Get a deposit paid before the project is started
To help even out your cash flow, and since you’re committing your time and effort in advance, we recommend charging a “deposit” when the contract is signed, or payable at an agreed upon point in the project — such as, when the work is about half complete. Not only are partial payments often more digestible for clients, but they give you an early warning that you may be wasting your time on a deadbeat: If you don’t have an initial payment at some point are you sure the client will after you finish the whole job?
Practice prompt, preventive invoicing
Have a follow-up system
Start with an email, friendly but firm, pointing out that your invoice hasn’t been paid and if there’s no response, a more formal notice could be next, recapping the billing information and stating, “This payment is now however-many days, or weeks, late. Please contact us to discuss this serious matter.” Keep your tone professional, factual, and solution-oriented.
Tracking and keeping records
It’s essential to keep track of every contact with clients, summarize it in an email or support ticket for the record. Keep copies of every letter and email and a phone log. You’re building documentation for possible use in court, or to hand over to a collections agency, if it comes to that.
Recently, during a free 1-Hour marketing consultation with a potential local offline client regarding SEO factors, the suggestion of implementing a blog in addition to social media marketing efforts was met with potential client’s statement, “According to our IT department, Isn’t Blogging a bit… Outdated?” Of course there are fewer of us traditional bloggers that maintain a frequently updated blog written by one or no more than a few publishers because conventional blogging doesn’t always scale well. Our rebuttal to the client was that implementing a blog could still assist with ranking as content is crawled from blogs and a great way to interact with readers.
Currently in order to scale well means, a blog must drive traffic through social media. Links from other bloggers, collaborating with other bloggers, and having conversation with dedicated readers simply doesn’t deliver the vast numbers that can be obtained through successful Social Media campaigns. People tend to share things their friends will understand, not something that requires a prerequisite of multiple conversational posts being read prior in order to understand. Due to blogging being more conversational in nature, it often lacks the opportunity to go viral.
Blogs encourage interjections into conversation along with thriving off of familiarity whereas, Social Media encourages content to travel by itself. Sure, writing a coherent multi-part tweet maybe more difficult rather than simply writing a 500-word blog post. the trade-off is that a tweet will get seen quicker and by far more people than a blog post but is limited by character limit when attempting to post meaningful content. Ultimately there are going to be pros and cons regarding both blogging and social media.

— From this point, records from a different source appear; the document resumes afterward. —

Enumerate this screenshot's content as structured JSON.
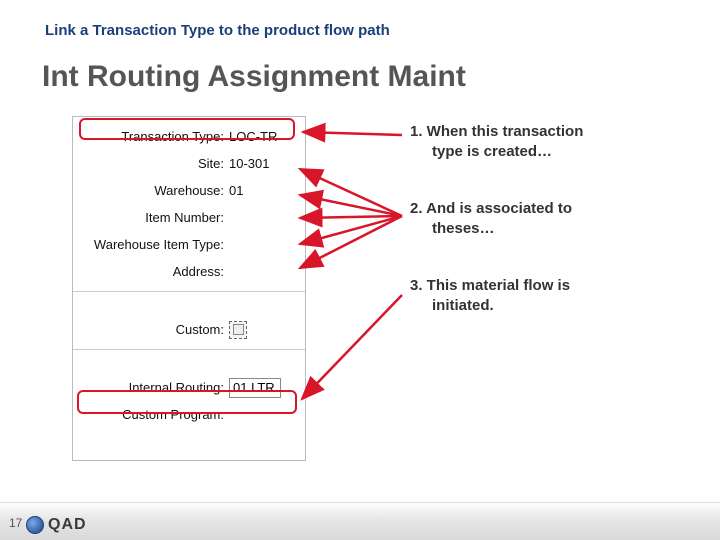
{
  "header": {
    "subtitle": "Link a Transaction Type to the product flow path",
    "title": "Int Routing Assignment Maint"
  },
  "panel": {
    "transaction_type": {
      "label": "Transaction Type:",
      "value": "LOC-TR"
    },
    "site": {
      "label": "Site:",
      "value": "10-301"
    },
    "warehouse": {
      "label": "Warehouse:",
      "value": "01"
    },
    "item_number": {
      "label": "Item Number:",
      "value": ""
    },
    "warehouse_item_type": {
      "label": "Warehouse Item Type:",
      "value": ""
    },
    "address": {
      "label": "Address:",
      "value": ""
    },
    "custom": {
      "label": "Custom:"
    },
    "internal_routing": {
      "label": "Internal Routing:",
      "value": "01 LTR"
    },
    "custom_program": {
      "label": "Custom Program:",
      "value": ""
    }
  },
  "notes": {
    "n1a": "1.  When this transaction",
    "n1b": "type is created…",
    "n2a": "2.  And is associated to",
    "n2b": "theses…",
    "n3a": "3.  This material flow is",
    "n3b": "initiated."
  },
  "footer": {
    "page": "17",
    "brand": "QAD"
  }
}
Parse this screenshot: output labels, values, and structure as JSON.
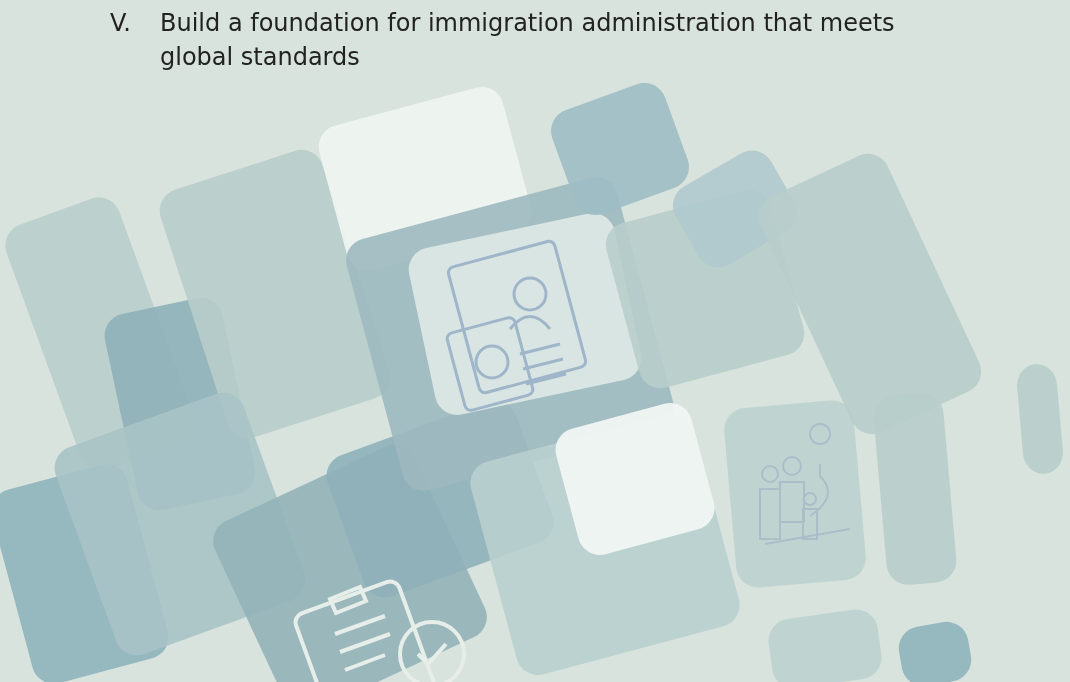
{
  "goal": {
    "marker": "V.",
    "text": "Build a foundation for immigration administration that meets global standards"
  }
}
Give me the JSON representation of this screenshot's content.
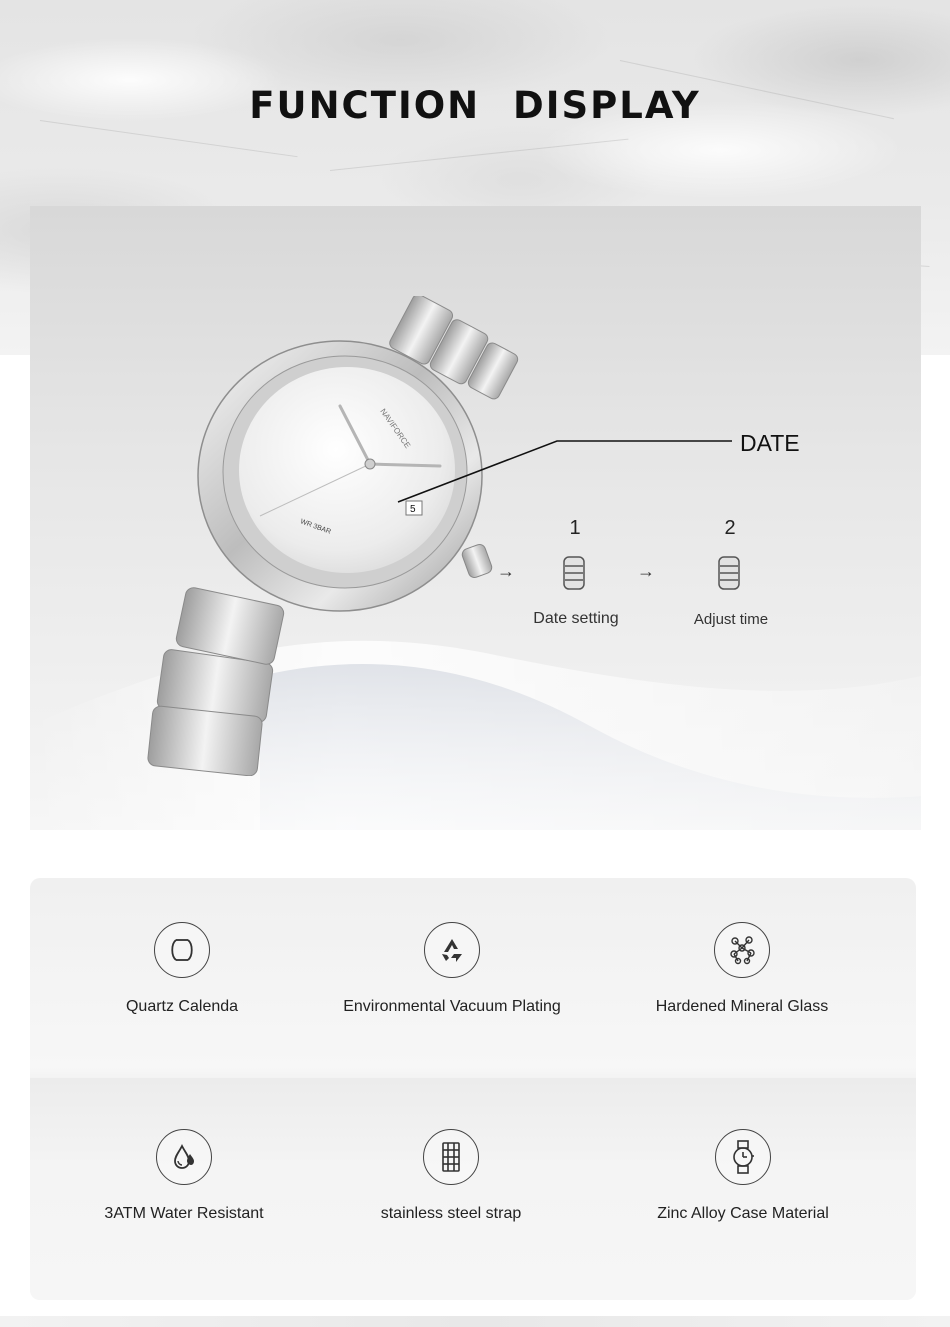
{
  "headline": "FUNCTION DISPLAY",
  "watch": {
    "brand": "NAVIFORCE",
    "dial_text": "WR 3BAR",
    "date_window": "5"
  },
  "callout": {
    "label": "DATE",
    "steps": [
      {
        "number": "1",
        "caption": "Date setting"
      },
      {
        "number": "2",
        "caption": "Adjust time"
      }
    ]
  },
  "features": [
    {
      "label": "Quartz Calenda",
      "icon": "quartz-movement-icon"
    },
    {
      "label": "Environmental Vacuum Plating",
      "icon": "recycle-icon"
    },
    {
      "label": "Hardened Mineral Glass",
      "icon": "molecule-icon"
    },
    {
      "label": "3ATM Water Resistant",
      "icon": "water-drop-icon"
    },
    {
      "label": "stainless steel strap",
      "icon": "strap-icon"
    },
    {
      "label": "Zinc Alloy Case Material",
      "icon": "watch-icon"
    }
  ],
  "colors": {
    "text": "#111111",
    "icon_stroke": "#444444",
    "panel": "#e6e6e6"
  }
}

Modern Blogging standards require content to be stand alone, containing a clear conclusion with supporting paragraphs that focus on the thesis with very little, if any rambling rather than with the expectation that visitors will read every post and continue engaging with every thought of the publisher. Traditional blogging of multi-person blogs typically become choppy in conversation and difficult to follow because the majority of readers don’t follow all the content and conversations tend to be moved first to the comment sections, then shared over to other social media. If you fail to keep content short and focused instead of clear and to the point than casual readers will become distracted by minor side points, and often that is what will be responded to.

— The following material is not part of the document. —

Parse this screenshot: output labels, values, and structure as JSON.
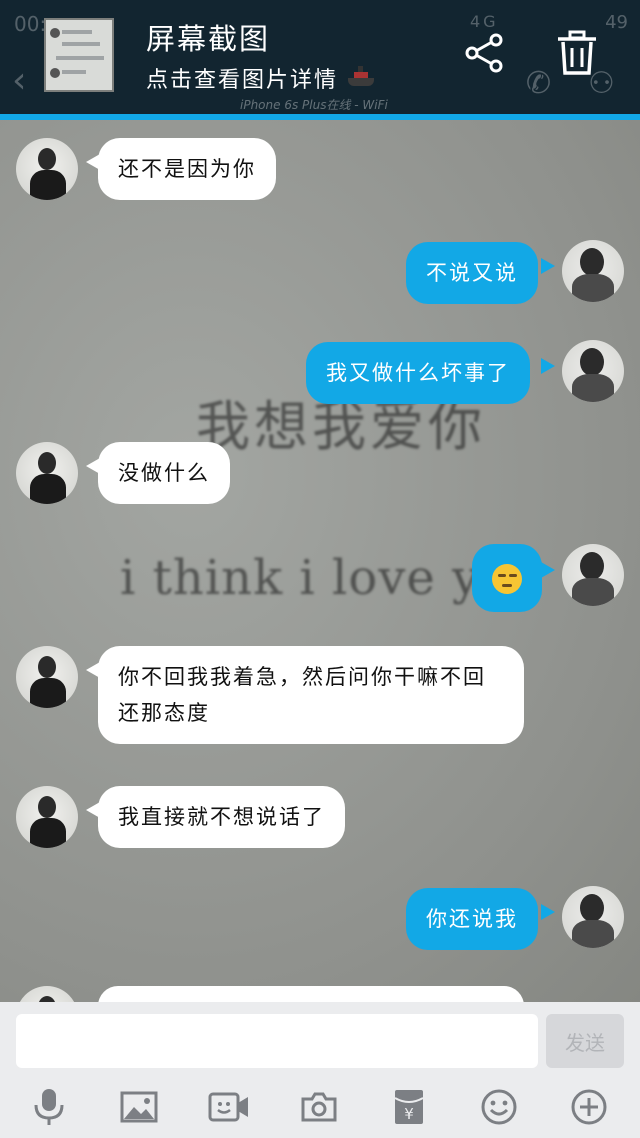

It’s not that older marketing practices such as press releases, newsletters, blogging, and more are dead… rather the methods have changed and evolved.